The night is chilly and sleep comes slowly, and at dawn I look up and am greeted by the sight of a tick on the outside of my tent. Yes, spring is here. The volunteers are the only other ones up as I set about making tea and eating a bagel, though everyone save the mystery man in the tent next to mine has roused to life by the time I’m ready to move again. I go to bid Matt a farewell, and he laments that his phone is dead, that he won’t be able to listen to music as he hikes today. No loss, I think: we do this to hear a different soundtrack, to let the thoughts come freely, as they do when I put pen to paper several times on this trip. After a little warm-up commentary on the quotidian, my thoughts pour out, pen barely able to keep up as everything else fades away save the immediacy of the world around me.

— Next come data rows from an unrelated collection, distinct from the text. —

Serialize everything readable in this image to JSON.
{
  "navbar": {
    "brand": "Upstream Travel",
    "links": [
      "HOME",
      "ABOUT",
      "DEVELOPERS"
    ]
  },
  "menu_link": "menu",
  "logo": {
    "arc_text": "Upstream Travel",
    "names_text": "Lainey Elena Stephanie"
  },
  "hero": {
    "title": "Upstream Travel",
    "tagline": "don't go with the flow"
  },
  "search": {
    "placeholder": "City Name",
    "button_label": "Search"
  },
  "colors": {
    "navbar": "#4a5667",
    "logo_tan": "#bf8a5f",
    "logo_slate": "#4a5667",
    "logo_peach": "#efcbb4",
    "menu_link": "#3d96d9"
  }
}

I cross Indian Camp Creek and start my second day with a vigorous push up a ridge. I catch the volunteers at an overlook and revel in a view back across the Cascade Valley and as far as Artists’ Point in Grand Marais, the visibility excellent on this sun-splashed, beautiful spring morning. I push on, and see the trail-clearers will have their work cut out for them. Last fall’s blowdown has left a trail littered with fallen trees, leading to a number of brief detours, backpack-hampered limbos, and climbs over logs, often assisted by natural stiles formed by branches or other fallen trees. This next stretch follows another ridge, though to my mild surprise most of the views are inland instead of down toward Lake Superior. The SHT joins a snowmobile trail for a few steep hills, and eventually takes another plunge down to Spruce Creek, a delightful stream surging through a ravine. There are no signs that anyone camped at this site last night. The creek’s bridge has been dislodged by spring storms and carried a few feet downstream on one side, though it remains useable, and I find a small patch of snow tucked beneath the pilings on the far end.

I push back up the ridge again, slope gently downward through another starflower meadow, and encounter the first party of the day going in the other direction around the halfway point of the day’s hike. Soon, puddles of mud replace downed trees as my primary obstacle, a hazard at its worst in the lowlands around Jonvick Creek, which forces the trail on to a long series of raised planks as it circumnavigates a beaver pond. One of the dam’s intrepid architects swims about, and a turtle plunks off a log into the water as I approach; the pond’s resident frogs kick off a concerto as I pass. Despite the wildlife I’d have no desire to use the swampy campsite beyond the pond, though it is occupied, and beyond it I encounter a steady stream of day-trippers both as I summit a steep ridge overlooking Caribou Lake and as I labor on toward Lake Agnes. One of my first ever backpacking excursions included a night on Agnes, which, predictably, looks smaller now, though still serene in its repose, a scene more out of the Boundary Waters than the SHT.

I enter the home stretch with a turn up a choppy spur trail, and at one point, in a cool forest of cedars, spend half a minute deciding which adventurous route I’ll take down a rocky slope before I realize the log next to me has a staircase carved into it. I power up one last steep slope to White Sky Rock, an overlook with an excellent view of Caribou Lake, arriving for lunch just as one party leaves and wrapping up some notes just as another arrives. I descend to the parking lot, drive south to my customary reward beer at Castle Danger, and head home, tired and refreshed at once. Mission accomplished, the clear road becoming somewhat clearer by the day.